Musculoskeletal interfacial tissues consist of complex gradients in structure, cell phenotype, and biochemical signaling that are important for function. Designing tissue engineering strategies to mimic these types of gradients is an ongoing challenge. In particular, new fabrication techniques that enable precise spatial control over fiber alignment are needed to better mimic the structural gradients present in interfacial tissues, such as the tendon-bone interface. Here, we report a modular approach to spatially controlling fiber alignment using magnetically-assisted electrospinning. Electrospun fibers were highly aligned in the presence of a magnetic field and smoothly transitioned to randomly aligned fibers away from the magnetic field. Importantly, magnetically-assisted electrospinning allows for spatial control over fiber alignment at sub-millimeter resolution along the length of the fibrous scaffold similar to the native structural gradient present in many interfacial tissues. The versatility of this approach was further demonstrated using multiple electrospinning polymers and different magnet configurations to fabricate complex fiber alignment gradients.
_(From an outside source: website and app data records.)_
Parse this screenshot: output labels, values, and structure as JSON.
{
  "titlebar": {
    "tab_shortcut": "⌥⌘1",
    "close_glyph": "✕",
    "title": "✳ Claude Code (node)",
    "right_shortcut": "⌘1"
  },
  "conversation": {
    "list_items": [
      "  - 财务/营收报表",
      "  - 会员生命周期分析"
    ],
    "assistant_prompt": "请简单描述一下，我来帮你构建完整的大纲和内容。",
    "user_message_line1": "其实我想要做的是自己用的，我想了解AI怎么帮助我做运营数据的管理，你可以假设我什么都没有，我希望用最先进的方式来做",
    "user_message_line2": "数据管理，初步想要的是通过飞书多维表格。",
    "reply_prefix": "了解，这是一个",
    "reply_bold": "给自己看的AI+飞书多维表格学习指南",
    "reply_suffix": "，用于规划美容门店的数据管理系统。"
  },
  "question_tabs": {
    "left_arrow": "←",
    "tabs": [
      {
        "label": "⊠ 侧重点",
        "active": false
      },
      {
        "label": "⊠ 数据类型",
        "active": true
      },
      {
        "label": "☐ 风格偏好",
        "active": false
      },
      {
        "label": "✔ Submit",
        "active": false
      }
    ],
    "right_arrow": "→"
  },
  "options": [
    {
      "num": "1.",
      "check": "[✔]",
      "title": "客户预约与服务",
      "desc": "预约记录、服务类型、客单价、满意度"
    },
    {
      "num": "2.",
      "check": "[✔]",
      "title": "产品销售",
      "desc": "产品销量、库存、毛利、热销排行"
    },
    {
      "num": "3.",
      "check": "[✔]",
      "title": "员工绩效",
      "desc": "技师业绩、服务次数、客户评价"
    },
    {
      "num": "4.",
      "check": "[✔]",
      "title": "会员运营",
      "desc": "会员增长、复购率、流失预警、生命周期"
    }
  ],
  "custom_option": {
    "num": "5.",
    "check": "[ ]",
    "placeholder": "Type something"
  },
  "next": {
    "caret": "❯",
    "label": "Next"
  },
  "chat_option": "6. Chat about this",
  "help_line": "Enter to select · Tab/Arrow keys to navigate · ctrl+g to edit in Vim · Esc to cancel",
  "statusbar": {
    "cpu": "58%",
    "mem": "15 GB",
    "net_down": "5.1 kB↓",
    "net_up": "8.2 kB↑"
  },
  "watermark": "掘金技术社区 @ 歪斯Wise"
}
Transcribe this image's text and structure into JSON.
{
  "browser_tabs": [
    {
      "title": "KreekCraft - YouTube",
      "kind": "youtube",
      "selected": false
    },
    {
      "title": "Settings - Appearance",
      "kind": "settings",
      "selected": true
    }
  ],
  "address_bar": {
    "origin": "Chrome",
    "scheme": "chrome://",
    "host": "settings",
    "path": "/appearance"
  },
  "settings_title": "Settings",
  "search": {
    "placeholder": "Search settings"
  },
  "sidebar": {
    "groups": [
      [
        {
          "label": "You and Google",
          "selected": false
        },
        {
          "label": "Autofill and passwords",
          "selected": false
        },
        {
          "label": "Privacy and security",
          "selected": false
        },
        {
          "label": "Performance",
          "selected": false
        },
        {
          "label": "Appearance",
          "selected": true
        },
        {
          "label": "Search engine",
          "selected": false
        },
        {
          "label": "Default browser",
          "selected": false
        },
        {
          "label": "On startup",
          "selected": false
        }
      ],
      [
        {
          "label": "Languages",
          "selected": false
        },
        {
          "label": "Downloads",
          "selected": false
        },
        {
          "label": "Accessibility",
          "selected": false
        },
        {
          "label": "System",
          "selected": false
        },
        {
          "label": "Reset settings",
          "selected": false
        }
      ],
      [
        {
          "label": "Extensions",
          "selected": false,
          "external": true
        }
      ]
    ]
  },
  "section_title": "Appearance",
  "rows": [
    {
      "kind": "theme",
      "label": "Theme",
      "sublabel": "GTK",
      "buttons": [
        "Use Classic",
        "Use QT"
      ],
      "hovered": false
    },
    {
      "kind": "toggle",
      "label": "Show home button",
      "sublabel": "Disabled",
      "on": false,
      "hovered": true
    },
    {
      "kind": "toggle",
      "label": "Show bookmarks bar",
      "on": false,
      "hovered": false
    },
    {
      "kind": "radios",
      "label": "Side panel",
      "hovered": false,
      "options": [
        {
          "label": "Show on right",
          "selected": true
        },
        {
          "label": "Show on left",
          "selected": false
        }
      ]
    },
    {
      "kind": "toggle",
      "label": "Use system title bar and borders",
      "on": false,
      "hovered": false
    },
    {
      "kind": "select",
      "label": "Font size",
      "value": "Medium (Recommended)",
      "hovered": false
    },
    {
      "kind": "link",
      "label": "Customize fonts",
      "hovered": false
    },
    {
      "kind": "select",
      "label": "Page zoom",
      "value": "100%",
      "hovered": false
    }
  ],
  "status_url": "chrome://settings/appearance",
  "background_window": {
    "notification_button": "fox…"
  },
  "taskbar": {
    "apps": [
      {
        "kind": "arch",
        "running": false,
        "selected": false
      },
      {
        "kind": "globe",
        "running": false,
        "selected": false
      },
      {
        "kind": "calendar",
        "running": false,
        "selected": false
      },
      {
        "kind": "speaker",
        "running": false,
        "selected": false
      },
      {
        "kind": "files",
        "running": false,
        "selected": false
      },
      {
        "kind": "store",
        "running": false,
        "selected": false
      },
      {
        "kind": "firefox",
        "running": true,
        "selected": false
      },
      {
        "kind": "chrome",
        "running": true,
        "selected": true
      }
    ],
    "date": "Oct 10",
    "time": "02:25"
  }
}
As expected, cells seeded onto gradient fibrous scaffolds were elongated and aligned on the aligned fibers and did not show a preferential alignment on the randomly aligned fibers. Overall, this fabrication approach represents an important step forward in creating gradient fibrous materials, where such materials are promising as tissue-engineered scaffolds for regenerating functional musculoskeletal interfacial tissues.
The updated version contains minor edits to improve clarity and additional data regarding the effect of the magnetic field on electrospun fiber diameter.